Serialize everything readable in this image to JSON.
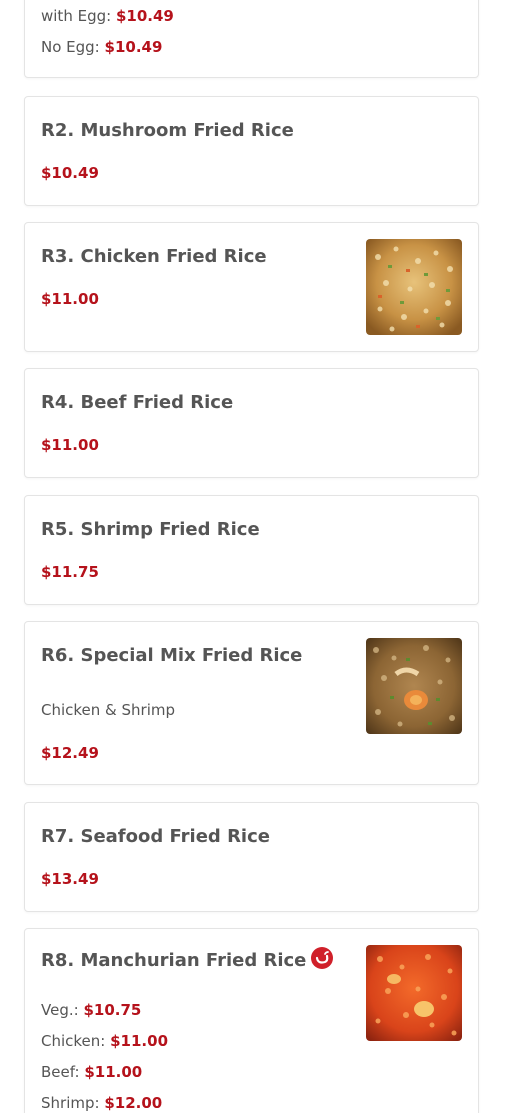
{
  "items": [
    {
      "options": [
        {
          "label": "with Egg:",
          "price": "$10.49"
        },
        {
          "label": "No Egg:",
          "price": "$10.49"
        }
      ]
    },
    {
      "title": "R2. Mushroom Fried Rice",
      "price": "$10.49"
    },
    {
      "title": "R3. Chicken Fried Rice",
      "price": "$11.00",
      "image_icon": "chicken-fried-rice-photo"
    },
    {
      "title": "R4. Beef Fried Rice",
      "price": "$11.00"
    },
    {
      "title": "R5. Shrimp Fried Rice",
      "price": "$11.75"
    },
    {
      "title": "R6. Special Mix Fried Rice",
      "description": "Chicken & Shrimp",
      "price": "$12.49",
      "image_icon": "special-mix-fried-rice-photo"
    },
    {
      "title": "R7. Seafood Fried Rice",
      "price": "$13.49"
    },
    {
      "title": "R8. Manchurian Fried Rice",
      "badge_icon": "spicy-pepper-icon",
      "image_icon": "manchurian-fried-rice-photo",
      "options": [
        {
          "label": "Veg.:",
          "price": "$10.75"
        },
        {
          "label": "Chicken:",
          "price": "$11.00"
        },
        {
          "label": "Beef:",
          "price": "$11.00"
        },
        {
          "label": "Shrimp:",
          "price": "$12.00"
        }
      ]
    }
  ],
  "colors": {
    "price": "#b5121b",
    "text": "#555555",
    "border": "#e4e4e4",
    "spicy_badge": "#d0202a"
  }
}
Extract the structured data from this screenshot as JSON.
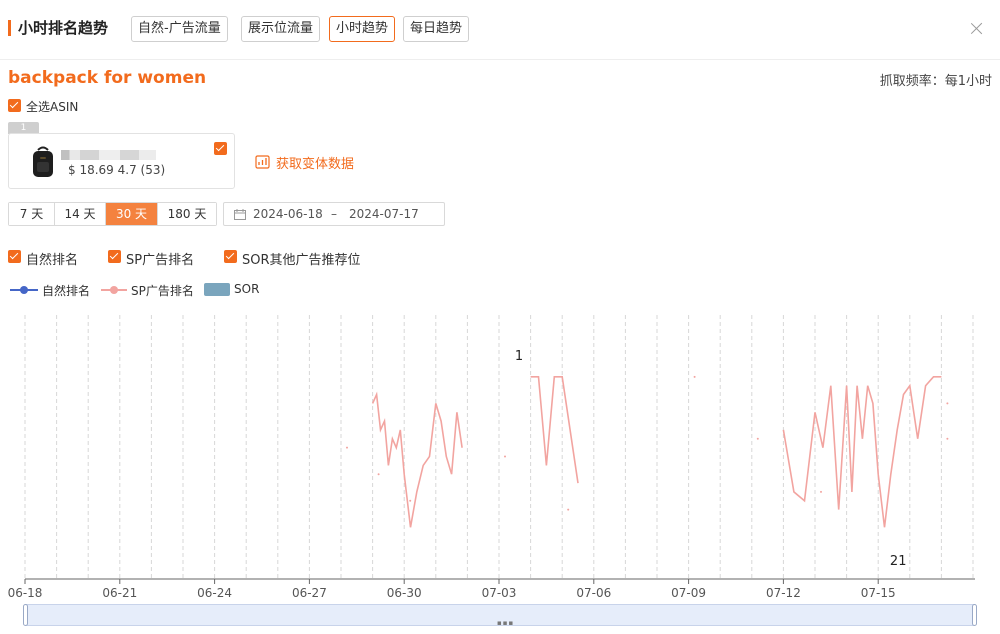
{
  "header": {
    "title": "小时排名趋势",
    "tabs": [
      "自然-广告流量",
      "展示位流量",
      "小时趋势",
      "每日趋势"
    ],
    "active_tab": "小时趋势"
  },
  "keyword": "backpack for women",
  "frequency": "抓取频率：每1小时",
  "select_all_label": "全选ASIN",
  "asin_card": {
    "index_badge": "1",
    "price_rating": "$ 18.69 4.7 (53)"
  },
  "variant_link": "获取变体数据",
  "date_ranges": [
    "7 天",
    "14 天",
    "30 天",
    "180 天"
  ],
  "active_range": "30 天",
  "date_range": {
    "start": "2024-06-18",
    "separator": "–",
    "end": "2024-07-17"
  },
  "filters": [
    "自然排名",
    "SP广告排名",
    "SOR其他广告推荐位"
  ],
  "colors": {
    "accent": "#f26b1d",
    "organic": "#4566c7",
    "sp": "#f2a4a0",
    "sor": "#7aa5bd"
  },
  "chart_data": {
    "type": "line",
    "x_tick_labels": [
      "06-18",
      "06-21",
      "06-24",
      "06-27",
      "06-30",
      "07-03",
      "07-06",
      "07-09",
      "07-12",
      "07-15"
    ],
    "legend": [
      {
        "name": "自然排名",
        "style": "line",
        "color": "#4566c7"
      },
      {
        "name": "SP广告排名",
        "style": "line",
        "color": "#f2a4a0"
      },
      {
        "name": "SOR",
        "style": "area",
        "color": "#7aa5bd"
      }
    ],
    "legend_position": "top-left",
    "y_axis": "inverted rank, hidden",
    "ylim": [
      21,
      1
    ],
    "grid": "vertical dashed lines",
    "annotations": [
      {
        "label": "1",
        "x": "07-03",
        "value": 1
      },
      {
        "label": "21",
        "x": "07-15",
        "value": 21
      }
    ],
    "series": [
      {
        "name": "SP广告排名",
        "points": [
          [
            "06-29",
            5
          ],
          [
            "06-29",
            4
          ],
          [
            "06-29",
            8
          ],
          [
            "06-29",
            7
          ],
          [
            "06-29",
            12
          ],
          [
            "06-29",
            9
          ],
          [
            "06-29",
            10
          ],
          [
            "06-29",
            8
          ],
          [
            "06-30",
            13
          ],
          [
            "06-30",
            19
          ],
          [
            "06-30",
            15
          ],
          [
            "06-30",
            12
          ],
          [
            "06-30",
            11
          ],
          [
            "07-01",
            5
          ],
          [
            "07-01",
            7
          ],
          [
            "07-01",
            11
          ],
          [
            "07-01",
            13
          ],
          [
            "07-01",
            6
          ],
          [
            "07-01",
            10
          ],
          [
            "07-04",
            2
          ],
          [
            "07-04",
            2
          ],
          [
            "07-04",
            12
          ],
          [
            "07-04",
            2
          ],
          [
            "07-05",
            2
          ],
          [
            "07-05",
            14
          ],
          [
            "07-12",
            8
          ],
          [
            "07-12",
            15
          ],
          [
            "07-12",
            16
          ],
          [
            "07-13",
            6
          ],
          [
            "07-13",
            10
          ],
          [
            "07-13",
            3
          ],
          [
            "07-13",
            17
          ],
          [
            "07-14",
            3
          ],
          [
            "07-14",
            15
          ],
          [
            "07-14",
            3
          ],
          [
            "07-14",
            9
          ],
          [
            "07-14",
            3
          ],
          [
            "07-14",
            5
          ],
          [
            "07-15",
            13
          ],
          [
            "07-15",
            19
          ],
          [
            "07-15",
            13
          ],
          [
            "07-15",
            8
          ],
          [
            "07-15",
            4
          ],
          [
            "07-16",
            3
          ],
          [
            "07-16",
            9
          ],
          [
            "07-16",
            3
          ],
          [
            "07-16",
            2
          ],
          [
            "07-17",
            2
          ]
        ]
      }
    ]
  }
}
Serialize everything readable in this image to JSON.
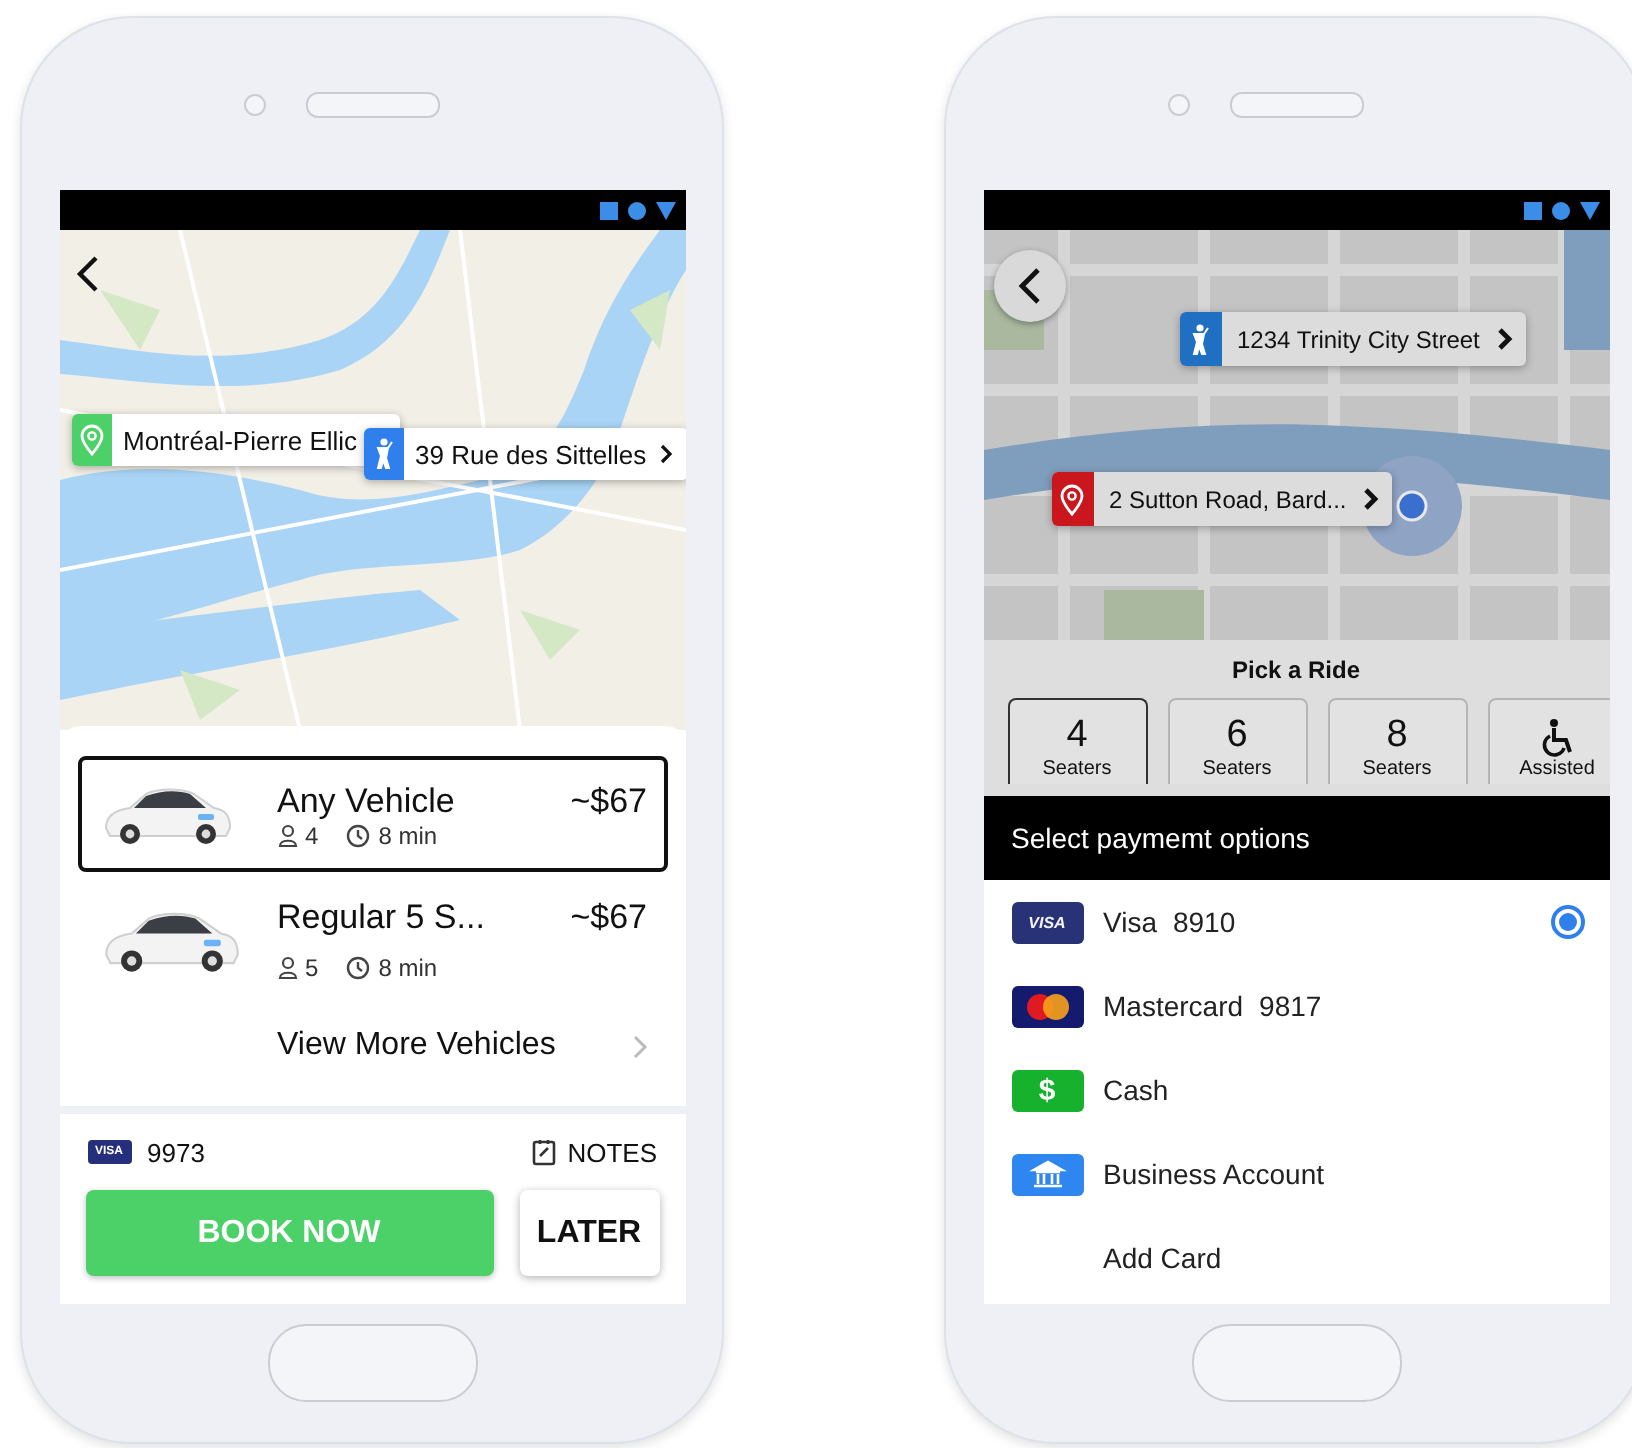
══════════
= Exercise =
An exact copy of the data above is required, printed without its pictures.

= Written response =
Serialize everything readable in this image to JSON.
{
  "items": [
    {
      "options": [
        {
          "label": "with Egg:",
          "price": "$10.49"
        },
        {
          "label": "No Egg:",
          "price": "$10.49"
        }
      ]
    },
    {
      "title": "R2. Mushroom Fried Rice",
      "price": "$10.49"
    },
    {
      "title": "R3. Chicken Fried Rice",
      "price": "$11.00",
      "image_icon": "chicken-fried-rice-photo"
    },
    {
      "title": "R4. Beef Fried Rice",
      "price": "$11.00"
    },
    {
      "title": "R5. Shrimp Fried Rice",
      "price": "$11.75"
    },
    {
      "title": "R6. Special Mix Fried Rice",
      "description": "Chicken & Shrimp",
      "price": "$12.49",
      "image_icon": "special-mix-fried-rice-photo"
    },
    {
      "title": "R7. Seafood Fried Rice",
      "price": "$13.49"
    },
    {
      "title": "R8. Manchurian Fried Rice",
      "badge_icon": "spicy-pepper-icon",
      "image_icon": "manchurian-fried-rice-photo",
      "options": [
        {
          "label": "Veg.:",
          "price": "$10.75"
        },
        {
          "label": "Chicken:",
          "price": "$11.00"
        },
        {
          "label": "Beef:",
          "price": "$11.00"
        },
        {
          "label": "Shrimp:",
          "price": "$12.00"
        }
      ]
    }
  ],
  "colors": {
    "price": "#b5121b",
    "text": "#555555",
    "border": "#e4e4e4",
    "spicy_badge": "#d0202a"
  }
}
Extract the structured data from this screenshot as JSON.
{
  "header": {
    "title": "小时排名趋势",
    "tabs": [
      "自然-广告流量",
      "展示位流量",
      "小时趋势",
      "每日趋势"
    ],
    "active_tab": "小时趋势"
  },
  "keyword": "backpack for women",
  "frequency": "抓取频率：每1小时",
  "select_all_label": "全选ASIN",
  "asin_card": {
    "index_badge": "1",
    "price_rating": "$ 18.69 4.7 (53)"
  },
  "variant_link": "获取变体数据",
  "date_ranges": [
    "7 天",
    "14 天",
    "30 天",
    "180 天"
  ],
  "active_range": "30 天",
  "date_range": {
    "start": "2024-06-18",
    "separator": "–",
    "end": "2024-07-17"
  },
  "filters": [
    "自然排名",
    "SP广告排名",
    "SOR其他广告推荐位"
  ],
  "colors": {
    "accent": "#f26b1d",
    "organic": "#4566c7",
    "sp": "#f2a4a0",
    "sor": "#7aa5bd"
  },
  "chart_data": {
    "type": "line",
    "x_tick_labels": [
      "06-18",
      "06-21",
      "06-24",
      "06-27",
      "06-30",
      "07-03",
      "07-06",
      "07-09",
      "07-12",
      "07-15"
    ],
    "legend": [
      {
        "name": "自然排名",
        "style": "line",
        "color": "#4566c7"
      },
      {
        "name": "SP广告排名",
        "style": "line",
        "color": "#f2a4a0"
      },
      {
        "name": "SOR",
        "style": "area",
        "color": "#7aa5bd"
      }
    ],
    "legend_position": "top-left",
    "y_axis": "inverted rank, hidden",
    "ylim": [
      21,
      1
    ],
    "grid": "vertical dashed lines",
    "annotations": [
      {
        "label": "1",
        "x": "07-03",
        "value": 1
      },
      {
        "label": "21",
        "x": "07-15",
        "value": 21
      }
    ],
    "series": [
      {
        "name": "SP广告排名",
        "points": [
          [
            "06-29",
            5
          ],
          [
            "06-29",
            4
          ],
          [
            "06-29",
            8
          ],
          [
            "06-29",
            7
          ],
          [
            "06-29",
            12
          ],
          [
            "06-29",
            9
          ],
          [
            "06-29",
            10
          ],
          [
            "06-29",
            8
          ],
          [
            "06-30",
            13
          ],
          [
            "06-30",
            19
          ],
          [
            "06-30",
            15
          ],
          [
            "06-30",
            12
          ],
          [
            "06-30",
            11
          ],
          [
            "07-01",
            5
          ],
          [
            "07-01",
            7
          ],
          [
            "07-01",
            11
          ],
          [
            "07-01",
            13
          ],
          [
            "07-01",
            6
          ],
          [
            "07-01",
            10
          ],
          [
            "07-04",
            2
          ],
          [
            "07-04",
            2
          ],
          [
            "07-04",
            12
          ],
          [
            "07-04",
            2
          ],
          [
            "07-05",
            2
          ],
          [
            "07-05",
            14
          ],
          [
            "07-12",
            8
          ],
          [
            "07-12",
            15
          ],
          [
            "07-12",
            16
          ],
          [
            "07-13",
            6
          ],
          [
            "07-13",
            10
          ],
          [
            "07-13",
            3
          ],
          [
            "07-13",
            17
          ],
          [
            "07-14",
            3
          ],
          [
            "07-14",
            15
          ],
          [
            "07-14",
            3
          ],
          [
            "07-14",
            9
          ],
          [
            "07-14",
            3
          ],
          [
            "07-14",
            5
          ],
          [
            "07-15",
            13
          ],
          [
            "07-15",
            19
          ],
          [
            "07-15",
            13
          ],
          [
            "07-15",
            8
          ],
          [
            "07-15",
            4
          ],
          [
            "07-16",
            3
          ],
          [
            "07-16",
            9
          ],
          [
            "07-16",
            3
          ],
          [
            "07-16",
            2
          ],
          [
            "07-17",
            2
          ]
        ]
      }
    ]
  }
}
Serialize everything readable in this image to JSON.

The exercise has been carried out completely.